The leader of the Local Government Association will meet the Housing Minister, Margaret Beckett, today to press for changes to the Government’s draft policy on eco-towns. Margaret Eaton, who chairs the LGA, will stress that the developments should not be forced through where they are not wanted and it has warned the Government its approach may be illegal.
The meeting follows the publication of a draft Planning Policy Statement on eco-towns, which also led to the Campaign for the Protection of Rural England to call for the eco-towns programme to be scaled down.
In an immediate response to the policy, the LGA said everyone recognised the need for more housing and for a reduction of the country’s carbon footprint. The LGA said it supported any eco town scheme which had the backing of local councils and people but forcing through an unwanted development would be totally unacceptable.
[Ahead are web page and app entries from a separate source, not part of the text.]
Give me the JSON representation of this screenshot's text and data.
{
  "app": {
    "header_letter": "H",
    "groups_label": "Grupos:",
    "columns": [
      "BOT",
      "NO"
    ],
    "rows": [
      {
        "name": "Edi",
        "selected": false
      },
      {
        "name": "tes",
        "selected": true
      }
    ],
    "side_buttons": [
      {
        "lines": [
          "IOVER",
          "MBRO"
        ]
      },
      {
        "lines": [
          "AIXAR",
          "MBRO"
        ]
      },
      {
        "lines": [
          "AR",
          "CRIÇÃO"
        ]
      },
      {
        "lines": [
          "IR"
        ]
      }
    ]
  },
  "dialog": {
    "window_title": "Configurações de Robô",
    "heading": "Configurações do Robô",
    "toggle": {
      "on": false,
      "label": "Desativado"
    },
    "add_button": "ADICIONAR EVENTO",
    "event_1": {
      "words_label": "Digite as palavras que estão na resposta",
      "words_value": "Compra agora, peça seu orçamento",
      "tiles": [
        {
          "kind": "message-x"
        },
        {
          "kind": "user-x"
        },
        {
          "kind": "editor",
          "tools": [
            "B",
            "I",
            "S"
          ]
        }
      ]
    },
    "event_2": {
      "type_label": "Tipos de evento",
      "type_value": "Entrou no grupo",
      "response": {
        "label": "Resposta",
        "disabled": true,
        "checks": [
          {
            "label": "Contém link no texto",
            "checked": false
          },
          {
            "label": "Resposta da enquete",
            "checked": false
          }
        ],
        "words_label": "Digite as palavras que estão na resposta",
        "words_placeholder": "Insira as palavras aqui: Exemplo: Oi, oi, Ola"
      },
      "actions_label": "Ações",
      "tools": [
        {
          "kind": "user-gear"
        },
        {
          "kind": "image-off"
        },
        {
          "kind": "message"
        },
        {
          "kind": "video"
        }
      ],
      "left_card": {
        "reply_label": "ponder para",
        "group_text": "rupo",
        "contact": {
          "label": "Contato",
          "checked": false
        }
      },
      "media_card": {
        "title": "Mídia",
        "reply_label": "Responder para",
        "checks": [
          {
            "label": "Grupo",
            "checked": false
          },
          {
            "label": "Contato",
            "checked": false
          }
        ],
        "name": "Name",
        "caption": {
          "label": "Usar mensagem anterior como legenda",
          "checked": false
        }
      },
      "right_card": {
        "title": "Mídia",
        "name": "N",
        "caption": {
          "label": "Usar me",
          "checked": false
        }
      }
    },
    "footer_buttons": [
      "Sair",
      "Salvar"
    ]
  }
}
Councillor Eaton said, “Using a national planning policy statement to create bias towards a particular government scheme isn’t just ill-advised, according to our lawyers it may be unlawful. Leading lawyers have said that the approach is open to legal challenge under both domestic and European law and is in conflict with the basic principles of the planning system.”
She added that she would urge Margaret Beckett to make changes and said, “Ministers should talk to council leaders about adopting a new approach that will deliver development in places where councils and local people agree that eco towns can work.”
In its response to the draft policy, the CPRE said there were signs that Ministers were beginning to listen to concerns about the need for the environmental implications of eco-towns to be thoroughly tested through local and regional plans. Kate Gordon, CPRE’s senior planner said, “Fundamental questions need to be asked about the overall scale of the Government’s original ambitions and whether these remain realistic given current economic conditions.”